AW Extra 7/10/14 – Making Curved Doors

Making Curved Doors Kerfkore flexible panels handle curves with ease. By Brad Holden Curved doors and panels add elegance to any project, especially kitchen cabinets. Making these complicated parts requires careful planning and building. The task can be made much easier by using a flexible panel product called Kerfkore (see photo,...

AW Extra 7/10/14 – Shop-Built 3-Jaw-Chuck

Shop-Built 3-Jaw-Chuck A cheap, effective turning tool.   Three-jaw lathe chucks are virtually indispensable for a turner, yet the cost of buying one can be prohibitive. Three-jaw chucks are useful when turning small pieces at low speed, and permit multi-axis turning. This shop-made chuck can be made from scraps of maple...
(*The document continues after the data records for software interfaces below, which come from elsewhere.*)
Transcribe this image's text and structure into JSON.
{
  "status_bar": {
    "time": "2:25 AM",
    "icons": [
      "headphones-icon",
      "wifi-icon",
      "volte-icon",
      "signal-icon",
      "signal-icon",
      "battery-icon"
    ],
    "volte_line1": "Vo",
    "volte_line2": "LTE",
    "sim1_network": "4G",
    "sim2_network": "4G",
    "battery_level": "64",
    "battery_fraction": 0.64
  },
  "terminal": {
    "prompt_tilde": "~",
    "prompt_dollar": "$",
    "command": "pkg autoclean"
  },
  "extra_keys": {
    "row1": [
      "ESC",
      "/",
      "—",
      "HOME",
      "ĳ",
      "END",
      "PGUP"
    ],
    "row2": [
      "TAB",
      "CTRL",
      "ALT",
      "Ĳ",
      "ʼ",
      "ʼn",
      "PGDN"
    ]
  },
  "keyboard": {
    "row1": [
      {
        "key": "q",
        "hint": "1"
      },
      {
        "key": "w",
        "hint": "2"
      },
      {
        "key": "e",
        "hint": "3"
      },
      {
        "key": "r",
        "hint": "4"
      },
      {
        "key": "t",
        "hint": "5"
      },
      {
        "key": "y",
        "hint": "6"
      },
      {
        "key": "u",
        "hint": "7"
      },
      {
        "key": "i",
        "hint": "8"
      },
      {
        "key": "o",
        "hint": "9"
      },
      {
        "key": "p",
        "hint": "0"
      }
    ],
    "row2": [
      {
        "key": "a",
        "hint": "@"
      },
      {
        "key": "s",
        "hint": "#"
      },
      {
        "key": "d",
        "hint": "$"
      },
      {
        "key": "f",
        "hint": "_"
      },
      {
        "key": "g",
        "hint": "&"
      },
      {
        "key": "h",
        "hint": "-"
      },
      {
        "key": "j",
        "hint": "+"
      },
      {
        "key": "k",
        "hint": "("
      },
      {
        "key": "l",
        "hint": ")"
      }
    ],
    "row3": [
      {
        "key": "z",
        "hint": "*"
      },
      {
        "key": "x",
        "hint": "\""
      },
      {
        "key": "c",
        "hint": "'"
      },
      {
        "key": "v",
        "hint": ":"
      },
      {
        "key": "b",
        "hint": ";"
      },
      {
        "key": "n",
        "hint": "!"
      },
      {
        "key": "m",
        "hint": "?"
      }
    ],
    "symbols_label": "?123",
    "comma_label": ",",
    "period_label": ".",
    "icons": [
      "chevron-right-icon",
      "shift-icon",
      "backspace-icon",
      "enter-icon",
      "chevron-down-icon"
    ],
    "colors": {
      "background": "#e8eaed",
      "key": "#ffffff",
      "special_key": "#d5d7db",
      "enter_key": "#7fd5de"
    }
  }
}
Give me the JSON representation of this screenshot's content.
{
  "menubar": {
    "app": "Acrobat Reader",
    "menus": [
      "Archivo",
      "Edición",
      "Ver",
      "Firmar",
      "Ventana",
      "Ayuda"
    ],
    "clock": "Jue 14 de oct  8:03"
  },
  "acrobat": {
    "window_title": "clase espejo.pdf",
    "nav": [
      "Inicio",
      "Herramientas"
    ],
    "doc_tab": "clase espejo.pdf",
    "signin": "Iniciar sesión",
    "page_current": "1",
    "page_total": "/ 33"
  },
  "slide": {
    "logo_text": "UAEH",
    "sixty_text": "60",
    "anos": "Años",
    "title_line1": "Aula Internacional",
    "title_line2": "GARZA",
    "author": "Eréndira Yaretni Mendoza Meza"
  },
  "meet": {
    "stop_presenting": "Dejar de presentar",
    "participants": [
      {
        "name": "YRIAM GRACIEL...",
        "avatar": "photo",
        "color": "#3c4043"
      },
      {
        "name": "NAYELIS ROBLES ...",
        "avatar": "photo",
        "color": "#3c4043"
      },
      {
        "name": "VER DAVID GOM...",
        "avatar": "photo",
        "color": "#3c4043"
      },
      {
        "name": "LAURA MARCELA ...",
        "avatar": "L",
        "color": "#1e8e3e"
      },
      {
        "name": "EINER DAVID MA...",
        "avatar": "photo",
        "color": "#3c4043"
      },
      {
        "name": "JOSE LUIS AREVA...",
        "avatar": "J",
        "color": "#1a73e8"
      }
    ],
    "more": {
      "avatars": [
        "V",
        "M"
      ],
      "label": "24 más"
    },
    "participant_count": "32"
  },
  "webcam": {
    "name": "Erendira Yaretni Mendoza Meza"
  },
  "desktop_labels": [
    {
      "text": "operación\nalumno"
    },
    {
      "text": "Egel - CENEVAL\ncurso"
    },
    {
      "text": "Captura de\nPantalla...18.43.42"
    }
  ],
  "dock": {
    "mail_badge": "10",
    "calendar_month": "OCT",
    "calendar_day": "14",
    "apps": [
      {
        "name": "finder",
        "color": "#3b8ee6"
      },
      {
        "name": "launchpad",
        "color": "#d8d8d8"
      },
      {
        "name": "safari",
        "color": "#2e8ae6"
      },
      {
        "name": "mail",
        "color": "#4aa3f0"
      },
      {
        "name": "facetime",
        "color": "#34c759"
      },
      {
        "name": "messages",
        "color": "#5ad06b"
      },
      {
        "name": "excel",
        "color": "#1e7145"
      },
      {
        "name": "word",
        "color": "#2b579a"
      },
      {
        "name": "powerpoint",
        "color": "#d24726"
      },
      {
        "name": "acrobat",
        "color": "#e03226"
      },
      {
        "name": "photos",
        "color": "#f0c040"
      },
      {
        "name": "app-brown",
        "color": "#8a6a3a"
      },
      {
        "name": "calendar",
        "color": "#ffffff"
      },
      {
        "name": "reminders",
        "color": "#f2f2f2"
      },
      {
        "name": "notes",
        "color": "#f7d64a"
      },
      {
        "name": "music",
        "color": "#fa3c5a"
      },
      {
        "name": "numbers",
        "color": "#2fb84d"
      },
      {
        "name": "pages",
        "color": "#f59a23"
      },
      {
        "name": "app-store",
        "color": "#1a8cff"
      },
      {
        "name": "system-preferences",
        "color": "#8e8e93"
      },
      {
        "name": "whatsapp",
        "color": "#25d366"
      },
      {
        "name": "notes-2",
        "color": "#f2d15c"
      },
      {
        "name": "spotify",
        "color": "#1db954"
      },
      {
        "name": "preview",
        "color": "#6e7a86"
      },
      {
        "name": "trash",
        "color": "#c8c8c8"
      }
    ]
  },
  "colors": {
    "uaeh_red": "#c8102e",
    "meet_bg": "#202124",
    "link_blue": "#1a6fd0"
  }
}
Reading Grain Direction

Reading Grain Direction “Going against the grain” is a familiar phrase. It means doing something the wrong way.When you’re talking about wood, you always want to go with the grain—cutting or planing a board in a way that follows the natural structure of the tree (Photo 1). The result is a...

AW Extra 7/3/14 – Perfect Edge Joints

Perfect Edge Joints A 6-step tune-up sets your jointer straight. By Dave Munkittrick   Jointers are simple machines with few moving parts, but the two beds, the fence and the cutterhead all have to be in alignment for a jointer to function properly. Few things are more frustrating or more common...

AW Extra 7/3/14 – Minimize Router Burns

Minimize Router Burns End grain burns easily on maple and cherry, and those burns are hard to remove. After sanding my fingers to the bone following one particularly unfortunate routing pass, I came up with an easy solution that removes those unsightly burns without requiring that I adjust the bit’s height...

Scratch-Free Flush Cuts

Scratch-Free Flush Cuts No matter how carefully I cut with my economy-model flushcutting saw, it always left scratch marks on the wood’s surface. To solve the problem, I attached a playing card with double-faced tape. Now I don’t have to worry about scratches, because my carded saw doesn’t quite cut flush....